What to do =>
The required output is the full listing below, reproduced word for word.

** Listed entries follows **

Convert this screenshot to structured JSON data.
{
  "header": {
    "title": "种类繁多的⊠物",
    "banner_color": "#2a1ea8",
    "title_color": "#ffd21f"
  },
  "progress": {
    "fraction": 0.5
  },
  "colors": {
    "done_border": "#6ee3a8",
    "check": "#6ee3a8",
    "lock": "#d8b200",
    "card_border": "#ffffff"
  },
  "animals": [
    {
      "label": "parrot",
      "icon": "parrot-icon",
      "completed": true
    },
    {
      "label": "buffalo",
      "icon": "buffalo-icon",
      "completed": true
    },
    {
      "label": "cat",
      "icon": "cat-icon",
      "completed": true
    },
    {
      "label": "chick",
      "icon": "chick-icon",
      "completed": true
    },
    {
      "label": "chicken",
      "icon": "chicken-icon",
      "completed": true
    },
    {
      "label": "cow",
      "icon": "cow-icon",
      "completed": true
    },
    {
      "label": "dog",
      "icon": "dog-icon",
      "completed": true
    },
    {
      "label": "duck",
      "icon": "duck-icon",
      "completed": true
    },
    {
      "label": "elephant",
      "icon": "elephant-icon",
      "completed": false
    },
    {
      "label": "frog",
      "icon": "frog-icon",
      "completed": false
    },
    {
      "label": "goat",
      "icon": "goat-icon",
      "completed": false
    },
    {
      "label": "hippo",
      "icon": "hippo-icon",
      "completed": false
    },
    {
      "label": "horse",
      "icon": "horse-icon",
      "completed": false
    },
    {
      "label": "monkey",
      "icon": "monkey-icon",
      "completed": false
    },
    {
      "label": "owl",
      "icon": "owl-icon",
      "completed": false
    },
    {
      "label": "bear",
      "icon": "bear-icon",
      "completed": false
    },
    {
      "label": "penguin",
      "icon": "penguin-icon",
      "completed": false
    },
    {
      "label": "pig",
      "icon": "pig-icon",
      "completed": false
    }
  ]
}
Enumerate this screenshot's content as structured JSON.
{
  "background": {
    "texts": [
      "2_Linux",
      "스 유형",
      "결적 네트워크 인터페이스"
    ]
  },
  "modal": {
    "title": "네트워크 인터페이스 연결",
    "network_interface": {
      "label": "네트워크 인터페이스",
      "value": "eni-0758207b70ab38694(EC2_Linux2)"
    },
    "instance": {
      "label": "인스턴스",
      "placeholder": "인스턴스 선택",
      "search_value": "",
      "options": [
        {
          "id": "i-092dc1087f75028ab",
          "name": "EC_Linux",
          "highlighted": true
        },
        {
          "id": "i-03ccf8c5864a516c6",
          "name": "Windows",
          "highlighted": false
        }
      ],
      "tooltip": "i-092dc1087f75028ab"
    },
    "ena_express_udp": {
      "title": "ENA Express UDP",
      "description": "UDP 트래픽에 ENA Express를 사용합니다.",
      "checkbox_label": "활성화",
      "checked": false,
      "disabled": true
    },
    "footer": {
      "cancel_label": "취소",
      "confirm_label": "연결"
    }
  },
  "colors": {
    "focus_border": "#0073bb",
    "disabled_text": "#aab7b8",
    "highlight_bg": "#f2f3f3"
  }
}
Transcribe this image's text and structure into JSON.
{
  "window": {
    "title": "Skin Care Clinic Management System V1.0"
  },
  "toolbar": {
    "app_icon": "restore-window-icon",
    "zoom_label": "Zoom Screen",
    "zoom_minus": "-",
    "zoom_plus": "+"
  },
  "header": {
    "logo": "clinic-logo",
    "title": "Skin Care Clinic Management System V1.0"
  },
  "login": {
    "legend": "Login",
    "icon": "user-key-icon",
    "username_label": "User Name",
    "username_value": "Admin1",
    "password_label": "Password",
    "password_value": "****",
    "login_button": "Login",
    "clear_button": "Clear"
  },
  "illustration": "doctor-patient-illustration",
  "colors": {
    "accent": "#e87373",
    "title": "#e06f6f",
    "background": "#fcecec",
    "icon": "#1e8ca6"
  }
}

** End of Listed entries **

Response =>
Convert this screenshot to structured JSON data.
{
  "header": {
    "title": "种类繁多的⊠物",
    "banner_color": "#2a1ea8",
    "title_color": "#ffd21f"
  },
  "progress": {
    "fraction": 0.5
  },
  "colors": {
    "done_border": "#6ee3a8",
    "check": "#6ee3a8",
    "lock": "#d8b200",
    "card_border": "#ffffff"
  },
  "animals": [
    {
      "label": "parrot",
      "icon": "parrot-icon",
      "completed": true
    },
    {
      "label": "buffalo",
      "icon": "buffalo-icon",
      "completed": true
    },
    {
      "label": "cat",
      "icon": "cat-icon",
      "completed": true
    },
    {
      "label": "chick",
      "icon": "chick-icon",
      "completed": true
    },
    {
      "label": "chicken",
      "icon": "chicken-icon",
      "completed": true
    },
    {
      "label": "cow",
      "icon": "cow-icon",
      "completed": true
    },
    {
      "label": "dog",
      "icon": "dog-icon",
      "completed": true
    },
    {
      "label": "duck",
      "icon": "duck-icon",
      "completed": true
    },
    {
      "label": "elephant",
      "icon": "elephant-icon",
      "completed": false
    },
    {
      "label": "frog",
      "icon": "frog-icon",
      "completed": false
    },
    {
      "label": "goat",
      "icon": "goat-icon",
      "completed": false
    },
    {
      "label": "hippo",
      "icon": "hippo-icon",
      "completed": false
    },
    {
      "label": "horse",
      "icon": "horse-icon",
      "completed": false
    },
    {
      "label": "monkey",
      "icon": "monkey-icon",
      "completed": false
    },
    {
      "label": "owl",
      "icon": "owl-icon",
      "completed": false
    },
    {
      "label": "bear",
      "icon": "bear-icon",
      "completed": false
    },
    {
      "label": "penguin",
      "icon": "penguin-icon",
      "completed": false
    },
    {
      "label": "pig",
      "icon": "pig-icon",
      "completed": false
    }
  ]
}
Enumerate this screenshot's content as structured JSON.
{
  "background": {
    "texts": [
      "2_Linux",
      "스 유형",
      "결적 네트워크 인터페이스"
    ]
  },
  "modal": {
    "title": "네트워크 인터페이스 연결",
    "network_interface": {
      "label": "네트워크 인터페이스",
      "value": "eni-0758207b70ab38694(EC2_Linux2)"
    },
    "instance": {
      "label": "인스턴스",
      "placeholder": "인스턴스 선택",
      "search_value": "",
      "options": [
        {
          "id": "i-092dc1087f75028ab",
          "name": "EC_Linux",
          "highlighted": true
        },
        {
          "id": "i-03ccf8c5864a516c6",
          "name": "Windows",
          "highlighted": false
        }
      ],
      "tooltip": "i-092dc1087f75028ab"
    },
    "ena_express_udp": {
      "title": "ENA Express UDP",
      "description": "UDP 트래픽에 ENA Express를 사용합니다.",
      "checkbox_label": "활성화",
      "checked": false,
      "disabled": true
    },
    "footer": {
      "cancel_label": "취소",
      "confirm_label": "연결"
    }
  },
  "colors": {
    "focus_border": "#0073bb",
    "disabled_text": "#aab7b8",
    "highlight_bg": "#f2f3f3"
  }
}
Transcribe this image's text and structure into JSON.
{
  "window": {
    "title": "Skin Care Clinic Management System V1.0"
  },
  "toolbar": {
    "app_icon": "restore-window-icon",
    "zoom_label": "Zoom Screen",
    "zoom_minus": "-",
    "zoom_plus": "+"
  },
  "header": {
    "logo": "clinic-logo",
    "title": "Skin Care Clinic Management System V1.0"
  },
  "login": {
    "legend": "Login",
    "icon": "user-key-icon",
    "username_label": "User Name",
    "username_value": "Admin1",
    "password_label": "Password",
    "password_value": "****",
    "login_button": "Login",
    "clear_button": "Clear"
  },
  "illustration": "doctor-patient-illustration",
  "colors": {
    "accent": "#e87373",
    "title": "#e06f6f",
    "background": "#fcecec",
    "icon": "#1e8ca6"
  }
}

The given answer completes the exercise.